FRISCO, Texas – In two and a half of years of covering this guy, I feel pretty confident about what Dak Prescott is going to do on Thursday here at The Star.
He's going to walk through the locker room and into a rather large huddle of media members (probably a little more this week than others) and he's going to get asked pretty early on to assess his own play after three games.
From what I know about Dak, he's going to say something to this effect:
"It's on me. I'm the quarterback. I need to play better."
That's what a good leader says. That's what a captain does – he falls on the sword. In this case, it's also the truth.

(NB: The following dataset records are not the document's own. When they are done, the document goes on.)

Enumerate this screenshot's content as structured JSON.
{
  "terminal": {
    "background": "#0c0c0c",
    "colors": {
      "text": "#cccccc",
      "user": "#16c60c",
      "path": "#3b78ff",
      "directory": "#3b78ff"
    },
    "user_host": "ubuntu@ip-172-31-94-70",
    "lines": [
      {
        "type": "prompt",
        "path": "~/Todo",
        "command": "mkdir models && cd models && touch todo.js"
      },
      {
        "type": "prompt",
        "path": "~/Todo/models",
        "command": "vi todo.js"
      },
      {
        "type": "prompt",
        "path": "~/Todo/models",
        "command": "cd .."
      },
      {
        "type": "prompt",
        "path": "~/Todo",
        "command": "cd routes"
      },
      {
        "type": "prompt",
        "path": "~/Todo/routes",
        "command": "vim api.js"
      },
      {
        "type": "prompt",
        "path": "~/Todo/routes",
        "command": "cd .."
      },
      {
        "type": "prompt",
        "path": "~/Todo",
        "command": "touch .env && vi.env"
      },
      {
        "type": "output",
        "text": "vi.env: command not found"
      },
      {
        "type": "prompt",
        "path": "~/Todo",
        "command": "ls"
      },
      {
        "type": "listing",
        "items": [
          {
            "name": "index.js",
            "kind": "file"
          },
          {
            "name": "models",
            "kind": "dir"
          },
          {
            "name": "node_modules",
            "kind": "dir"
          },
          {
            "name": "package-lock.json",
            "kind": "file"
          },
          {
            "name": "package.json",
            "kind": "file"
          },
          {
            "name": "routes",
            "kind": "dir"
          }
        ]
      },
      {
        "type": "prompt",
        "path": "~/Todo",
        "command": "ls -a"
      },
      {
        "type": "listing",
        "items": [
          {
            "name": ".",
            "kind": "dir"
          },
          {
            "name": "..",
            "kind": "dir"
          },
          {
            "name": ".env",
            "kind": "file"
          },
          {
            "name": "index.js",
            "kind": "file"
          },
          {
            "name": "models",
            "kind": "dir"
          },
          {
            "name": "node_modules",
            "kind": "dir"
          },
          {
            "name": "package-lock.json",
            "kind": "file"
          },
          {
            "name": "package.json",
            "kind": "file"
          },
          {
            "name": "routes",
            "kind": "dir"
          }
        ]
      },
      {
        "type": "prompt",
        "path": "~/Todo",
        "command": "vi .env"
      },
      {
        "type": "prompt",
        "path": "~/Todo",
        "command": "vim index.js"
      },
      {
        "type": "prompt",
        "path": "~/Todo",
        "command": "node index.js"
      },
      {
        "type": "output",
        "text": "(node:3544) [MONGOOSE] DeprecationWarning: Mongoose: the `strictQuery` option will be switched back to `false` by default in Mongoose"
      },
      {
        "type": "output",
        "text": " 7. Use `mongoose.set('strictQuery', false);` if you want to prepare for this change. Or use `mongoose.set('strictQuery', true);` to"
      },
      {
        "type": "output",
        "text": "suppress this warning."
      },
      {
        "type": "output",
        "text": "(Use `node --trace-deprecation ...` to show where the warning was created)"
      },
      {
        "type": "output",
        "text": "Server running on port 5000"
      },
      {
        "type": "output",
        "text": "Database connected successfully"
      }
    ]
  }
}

Since last Sunday's game, it seems like everyone out there has some kind of answer to what's really happening here. Bad coaching? Bad play-calling? Offensive line isn't as good as it used to be? The receivers can't get open? We need better tight ends? Zeke needs to eliminate those mistakes.
Yep, yep, yep … all valid at times.
But let's not sugarcoat the real problem here. The quarterback has to play better. Simple as that.
Before we go any further – and I feel embarrassed to have to point this out – this is certainly not a personal attack on Dak Prescott. I have nothing but respect for him, not only as a player but also as a person. I love the way he plays the game and the spirit and attitude that he brings to the table.
One of my favorite games he's ever played was the Denver game last year. Yeah, that one. The one where the Cowboys were drilled 42-17 and he threw a pick-six late in the game that went like 100 yards.
But he played like an old-school, tough-as-nails, never-going-to-stop football player. That earned my respect and it seemed like he earned more respect from his coaches and teammates that day.
I think it's safe to say, we're all rooting for this guy to succeed. It's already a wonderful story and it'll be even better if he can become a legitimate superstar quarterback.
But he's not there right now. In fact, Prescott isn't even in the top half of the league of elite quarterbacks right now.
In today's NFL that has become a more wide-open passing league, the standard of a pretty good game for a quarterback is 300 yards. It's like a 100-yard game for a running back. It certainly doesn't automatically mean you win the game, but if the quarterback gets to 300 yards, he's had a pretty good afternoon.
Well, Dak Prescott is almost at 500 yards … for the season.
He hasn't even had a 200-yard game this year. And if you take it back to last year, he only had two games over 200 yards in the last half of the season. Since that dreadful Atlanta game on Nov. 11, Prescott has thrown for 176, 145, 179, 102, 332, 212, 181 and 179 to finish last year. This season, he's at 170, 160 and 168.
That's awesome. Kansas City's Pat Mahomes threw for 252 yards and three touchdowns last Sunday … in the first half!
I know he's a first-round pick and perhaps one of the NFL's next great quarterbacks, but Mahomes is certainly not the only guy putting up those numbers. Ryan Fitzpatrick had 184 yards in the first half Monday night while his counterpart, Ben Roethlisberger, was already at 273 yards.
The Cowboys would be ecstatic for a 273-yard game from Dak, much less for a half.
But the difference is simple: Those guys throw the ball down the field.
I really don't know if it's being called and Dak isn't throwing it, or if the plays just aren't being dialed up. Either way, the Cowboys have to change this approach of keeping everything short.
What was the point of going out and trading for Tavon Austin if you're not going to use his speed? Keeping Deonte Thompson on the team was supposed to be because he's got track-star speed. So why aren't they running him deep? Even bringing Brice Butler back was for his ability to stretch the defense like he did at times last year.
So if you're now getting all of this speed at receiver, why not use it?
Didn't we learn anything from the Giants game in Week 2? A long touchdown to Austin on the third play of the game seemed to back the Giants off a little. They even went deep a couple of more times but they were incomplete. Still, those plays are effective because it's letting the defense know you're not afraid to stretch the field.
Against Seattle, I would've made Earl Thomas play back near Tacoma because I planned to throw it deep so many times. Not only are you opening up the middle, but you're keeping that future Hall of Famer from changing the game … as he did.
Plus, they've got to let Dak be the player that he is. He's a big, athletic runner who can pick up first downs on the run/pass option. It worked against the Giants, and they didn't run it at all until the fourth quarter in Seattle.
Why? Because it worked too well against the Giants?
Sometimes it seems like the Cowboys overthink themselves and don't run the plays that have been successful. Then again, it contradicts what Jason Garrett often says, that "we do what we do" and have confidence in the stuff they run.
One way or another, the Cowboys have to get Dak Prescott playing at a much higher level. You get that happening, and watch how better the offensive line, wide receivers, tight ends and running backs start to look.
The overall record will probably get a little better as well.